    5) 15 mph will result in longer trips, even if part or all of the trip is on roads where 20 mph or more is perfectly safe.

    I personally lean in the opposite direction of not having any type of speed governor on e-bikes. There’s already an inherent cap on the speed of e-bikes in the form of the 750 watt motor limit. Even without any type of governor, at best 750 watts will get you to around 30 mph. In many(most?) cases you won’t get anywhere near 30 mph because the motor is less the 750 watts, or the gearing means the motor power starts dropping precipitously over 20 mph. Nevertheless, for real world use 20 mph is better than 15 mph, and 25 to 30 mph is better yet. If there are places where going over 15 mph is unsafe, e-bike riders can certainly modulate their speeds just like pedal bike riders do.

  • John Smith

    Yellow cabs have been handing the MTA .50 per trip for years (Billions). Now he wants to crush them with a 100% jump in their base price ($2.50) and hand it to the MTA. Uber flooded the city with 130,000 cars while yellows lost 2000 due to bankruptcies. ALL of the congestion is down to Uber. Uber is also responsible for siphoning away Billions in lost revenue fromn mass transit with their artificially cheap rides which are subsidized by unsustainable venture capital.

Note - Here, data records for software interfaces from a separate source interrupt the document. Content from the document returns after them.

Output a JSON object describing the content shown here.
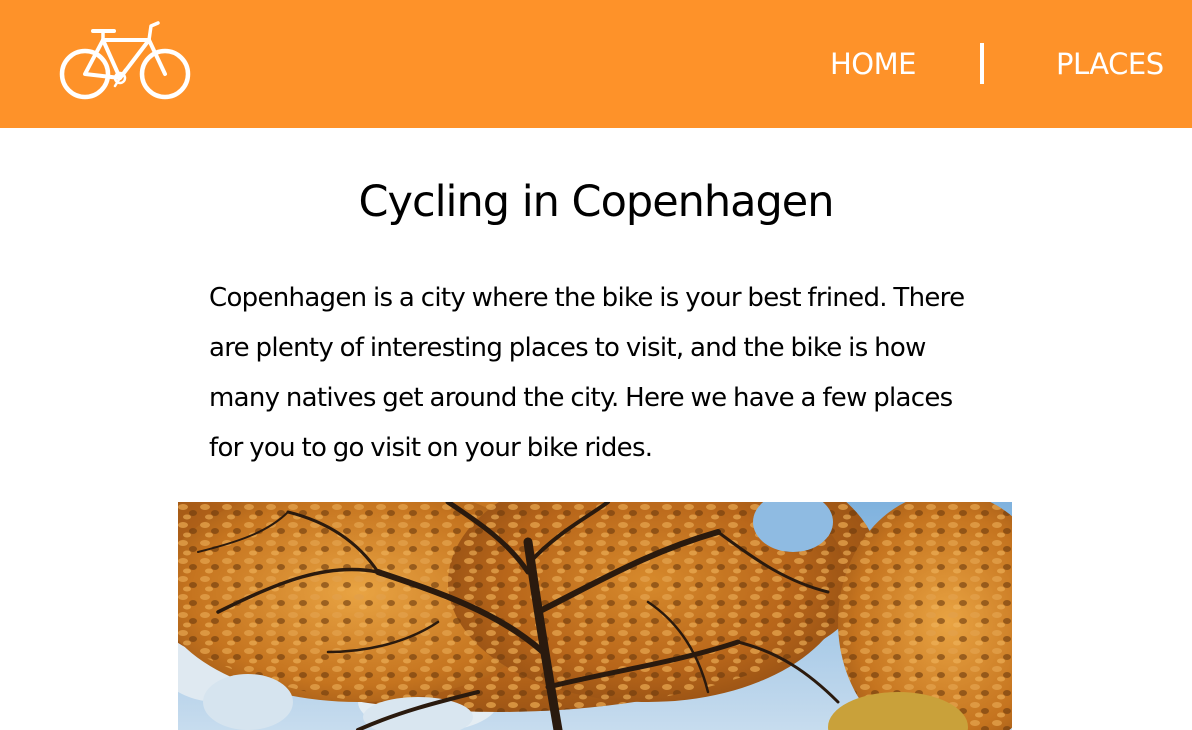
{
  "header": {
    "logo": "bicycle-icon",
    "background_color": "#fe9229",
    "nav": [
      {
        "label": "HOME"
      },
      {
        "label": "PLACES"
      }
    ]
  },
  "main": {
    "title": "Cycling in Copenhagen",
    "intro": "Copenhagen is a city where the bike is your best frined. There are plenty of interesting places to visit, and the bike is how many natives get around the city. Here we have a few places for you to go visit on your bike rides.",
    "hero_image": "autumn-trees-photo"
  }
}
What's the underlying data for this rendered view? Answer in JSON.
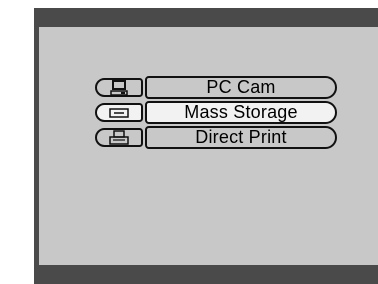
{
  "menu": {
    "items": [
      {
        "label": "PC Cam",
        "icon": "computer-icon",
        "selected": false
      },
      {
        "label": "Mass Storage",
        "icon": "storage-drive-icon",
        "selected": true
      },
      {
        "label": "Direct  Print",
        "icon": "printer-icon",
        "selected": false
      }
    ]
  },
  "colors": {
    "frame": "#4a4a4a",
    "screen": "#c8c8c8",
    "selected_bg": "#f2f2f2",
    "outline": "#111111"
  }
}
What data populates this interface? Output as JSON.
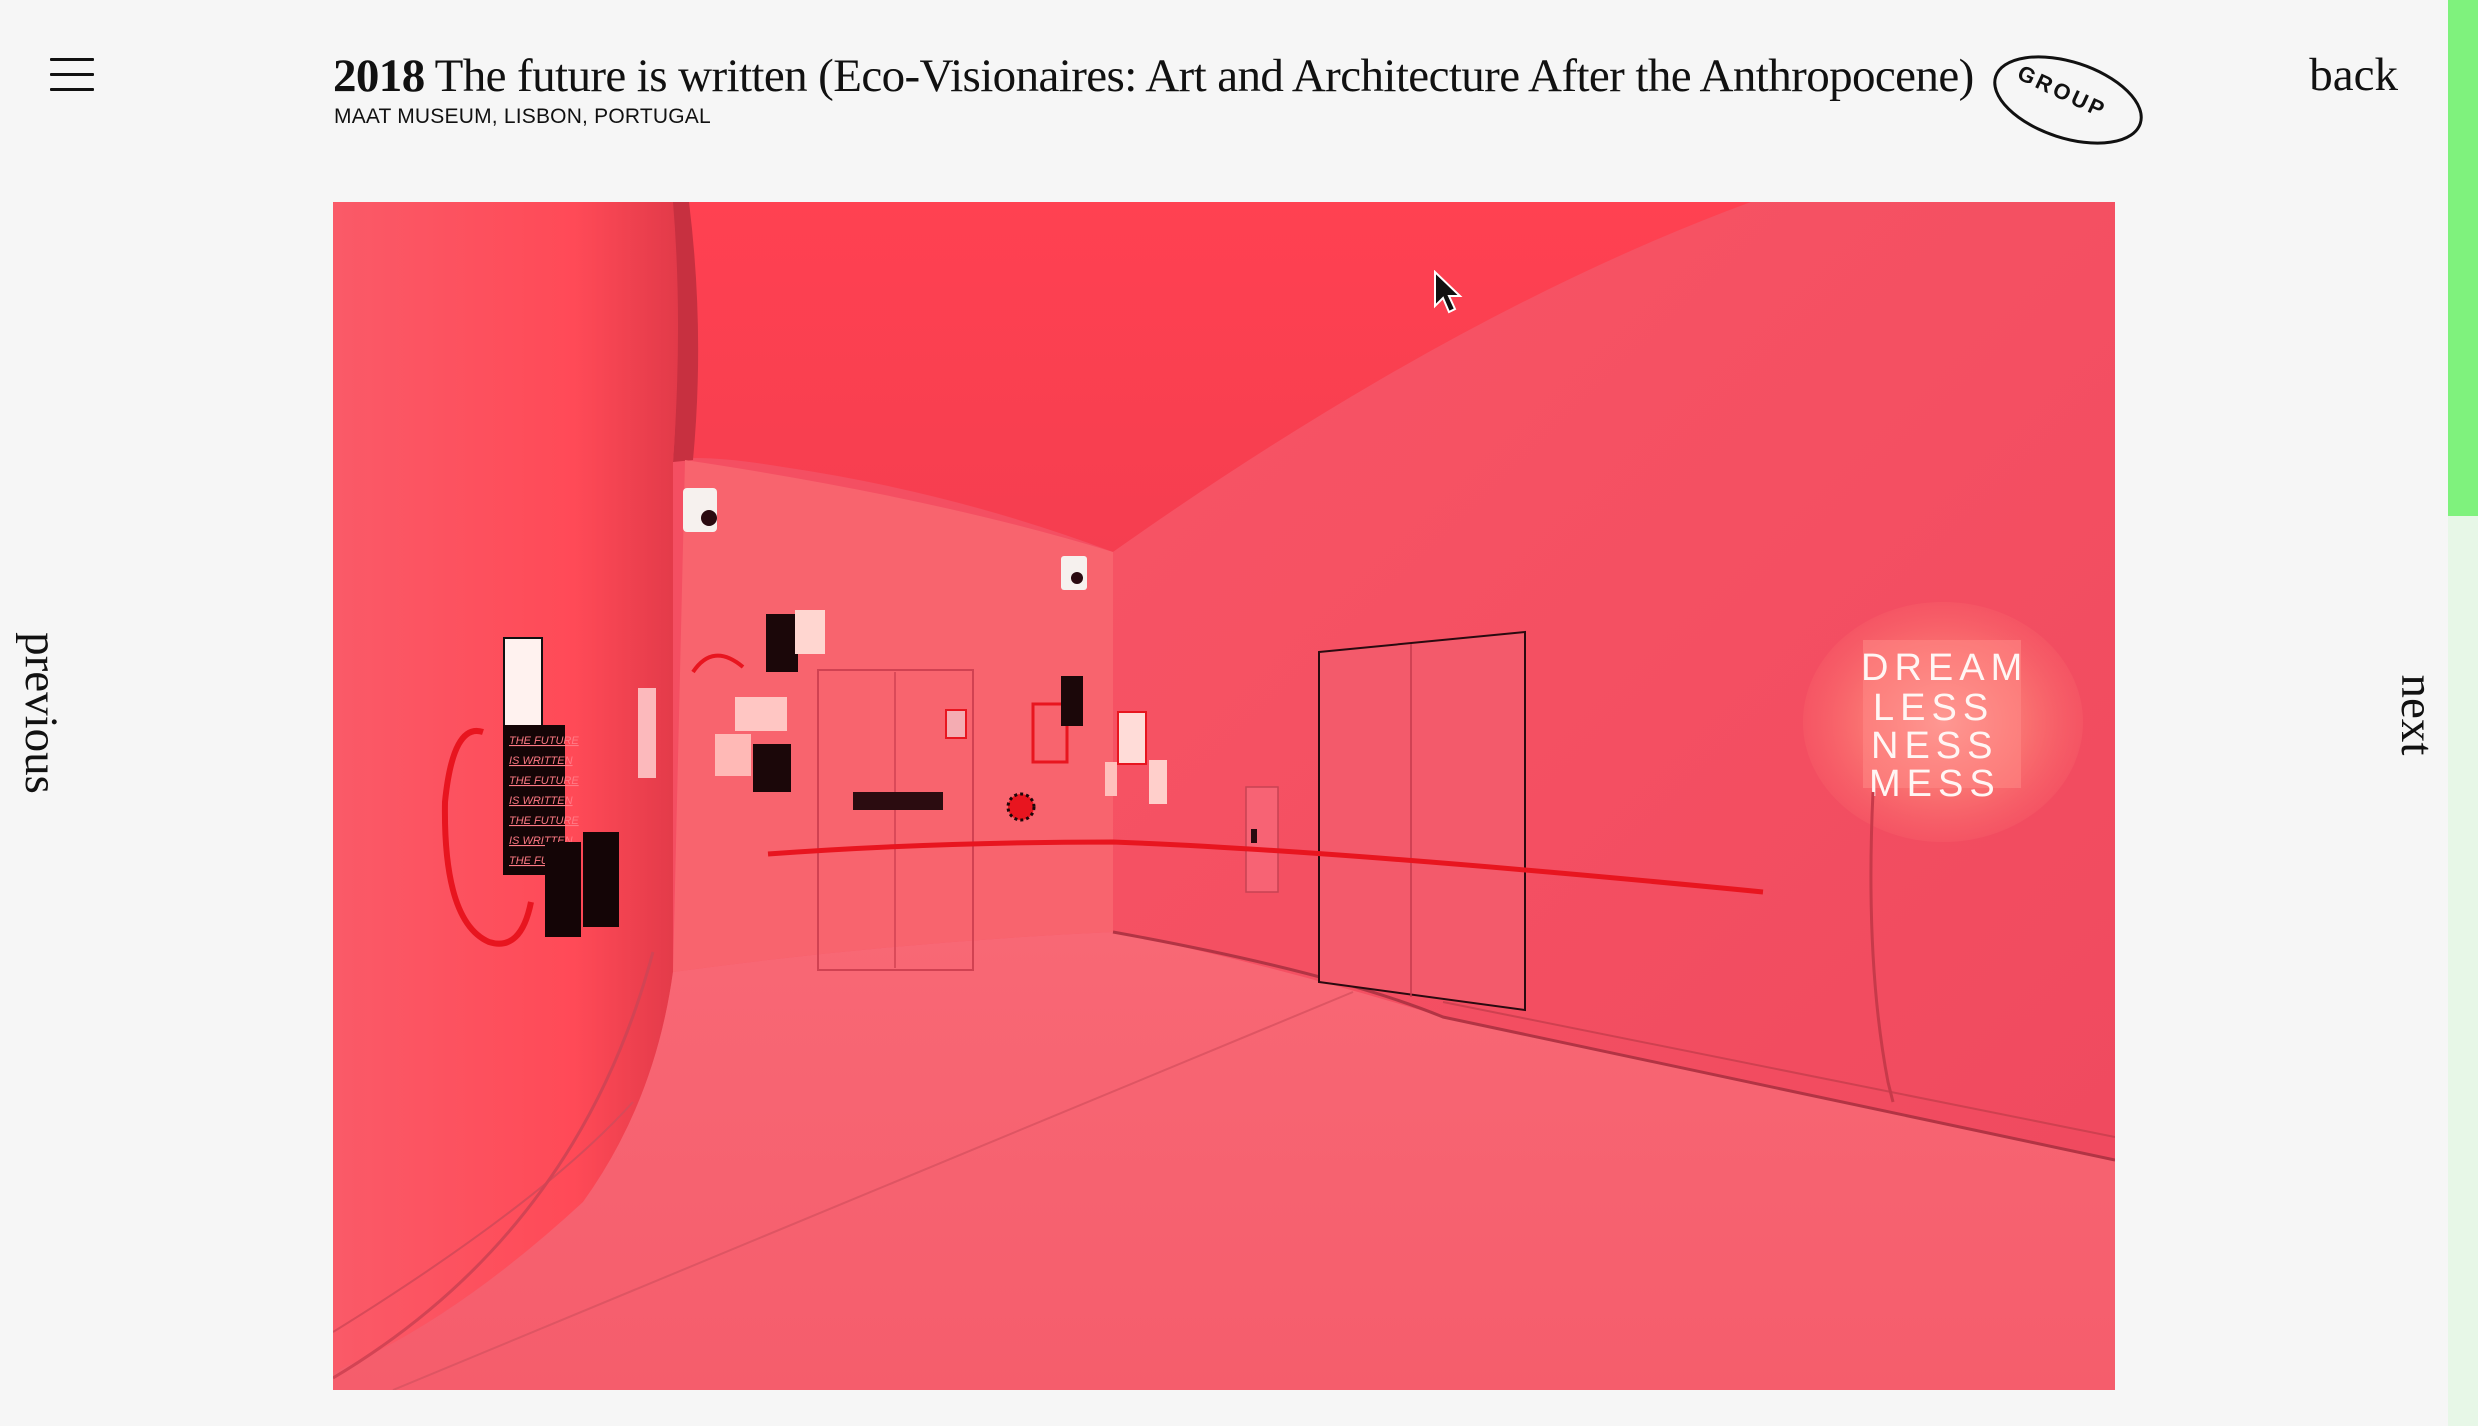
{
  "header": {
    "year": "2018",
    "title": "The future is written (Eco-Visionaires: Art and Architecture After the Anthropocene)",
    "venue": "MAAT MUSEUM, LISBON, PORTUGAL",
    "badge": "GROUP"
  },
  "nav": {
    "back": "back",
    "previous": "previous",
    "next": "next"
  },
  "artwork": {
    "neon_lines": [
      "DREAM",
      "LESS",
      "NESS",
      "MESS"
    ],
    "poster_lines": [
      "THE FUTURE",
      "IS WRITTEN",
      "THE FUTURE",
      "IS WRITTEN",
      "THE FUTURE",
      "IS WRITTEN",
      "THE FU"
    ]
  },
  "scroll": {
    "position_fraction": 0.36
  },
  "colors": {
    "background": "#f6f6f6",
    "scroll_thumb": "#7ff27d",
    "scroll_track": "#e7f7e7",
    "photo_tint": "#f44f62"
  },
  "icons": {
    "menu": "hamburger-menu-icon",
    "cursor": "mouse-pointer-icon"
  }
}
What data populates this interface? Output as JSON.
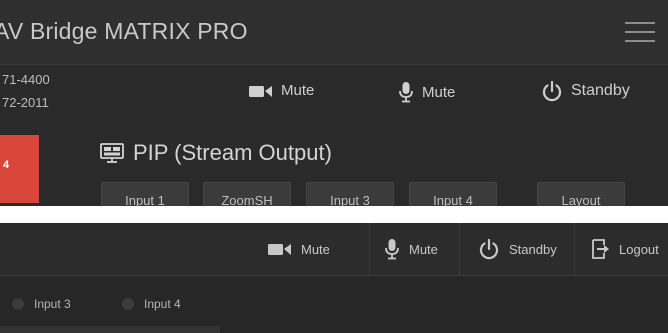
{
  "top_panel": {
    "app_title": "AV Bridge MATRIX PRO",
    "phone_lines": [
      "71-4400",
      "72-2011"
    ],
    "controls": {
      "camera_mute": "Mute",
      "mic_mute": "Mute",
      "standby": "Standby"
    },
    "red_tab_label": "4",
    "pip_title": "PIP (Stream Output)",
    "input_buttons": [
      "Input 1",
      "ZoomSH",
      "Input 3",
      "Input 4",
      "Layout"
    ]
  },
  "bottom_panel": {
    "controls": {
      "camera_mute": "Mute",
      "mic_mute": "Mute",
      "standby": "Standby",
      "logout": "Logout"
    },
    "inputs": [
      "Input 3",
      "Input 4"
    ]
  },
  "colors": {
    "background": "#2a2a2a",
    "accent_red": "#d9473b",
    "text": "#d6d6d6"
  }
}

Cuomo is the one who interfered with the City Council vote to limit Uber three years ago, now he wants someone else to pay?

  • Larry Littlefield

    “Uber is also responsible for siphoning away Billions in revenue from mass transit with their artificially cheap rides which are subsidized by unsustainable venture capital.”

    Pretty much describes the whole economy eh? Take away the temporary price appreciation of sectors flooded with venture capital (or government bailouts), and what is our stock price appreciation since 2000? (And tax base).

  • George Joseph Lane

    “1) There will need to be a special 15 mph “NYC version” to comply with the law, whereas 20 mph is standardized everywhere else [*in the US*]. A whole lot of Europe has a 15mph cut out assist.